@zareen said in BIF601 GDB 1 Solutoion and Discussion:
Discuss different types of Machine Learning and Differentiate False +VE and False –VE, How they are significant?
In this section, we’ll define the primary building blocks of the metrics we’ll use to evaluate classification models. But first, a fable:
An Aesop’s Fable: The Boy Who Cried Wolf (compressed)
A shepherd boy gets bored tending the town’s flock. To have some fun, he cries out, “Wolf!” even though no wolf is in sight. The villagers run to protect the flock, but then get really mad when they realize the boy was playing a joke on them.
[Iterate previous paragraph N times.]
One night, the shepherd boy sees a real wolf approaching the flock and calls out, “Wolf!” The villagers refuse to be fooled again and stay in their houses. The hungry wolf turns the flock into lamb chops. The town goes hungry. Panic ensues.
Let’s make the following definitions:
“Wolf” is a positive class.
“No wolf” is a negative class.
We can summarize our “wolf-prediction” model using a 2x2 confusion matrix that depicts all four possible outcomes:True Positive (TP): False Positive (FP): Reality: A wolf threatened. Reality: No wolf threatened. Shepherd said: “Wolf.” Shepherd said: “Wolf.” Outcome: Shepherd is a hero. Outcome: Villagers are angry at shepherd for waking them up. False Negative (FN): True Negative (TN): Reality: A wolf threatened. Reality: No wolf threatened. Shepherd said: “No wolf.” Shepherd said: “No wolf.” Outcome: The wolf ate all the sheep. Outcome: Everyone is fine.
A true positive is an outcome where the model correctly predicts the positive class. Similarly, a true negative is an outcome where the model correctly predicts the negative class.
A false positive is an outcome where the model incorrectly predicts the positive class. And a false negative is an outcome where the model incorrectly predicts the negative class.
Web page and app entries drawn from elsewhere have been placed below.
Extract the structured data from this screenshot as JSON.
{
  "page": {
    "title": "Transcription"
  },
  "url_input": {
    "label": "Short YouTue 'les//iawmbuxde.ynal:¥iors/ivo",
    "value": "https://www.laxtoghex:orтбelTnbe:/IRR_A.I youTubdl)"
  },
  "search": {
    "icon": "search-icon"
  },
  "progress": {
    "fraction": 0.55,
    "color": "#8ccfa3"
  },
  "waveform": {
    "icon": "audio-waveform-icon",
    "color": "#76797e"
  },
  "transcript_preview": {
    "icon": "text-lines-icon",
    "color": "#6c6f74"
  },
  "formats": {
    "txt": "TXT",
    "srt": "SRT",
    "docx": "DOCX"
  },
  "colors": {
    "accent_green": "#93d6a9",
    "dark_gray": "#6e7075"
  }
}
In the following sections, we’ll look at how to evaluate classification models using metrics derived from these four outcomes.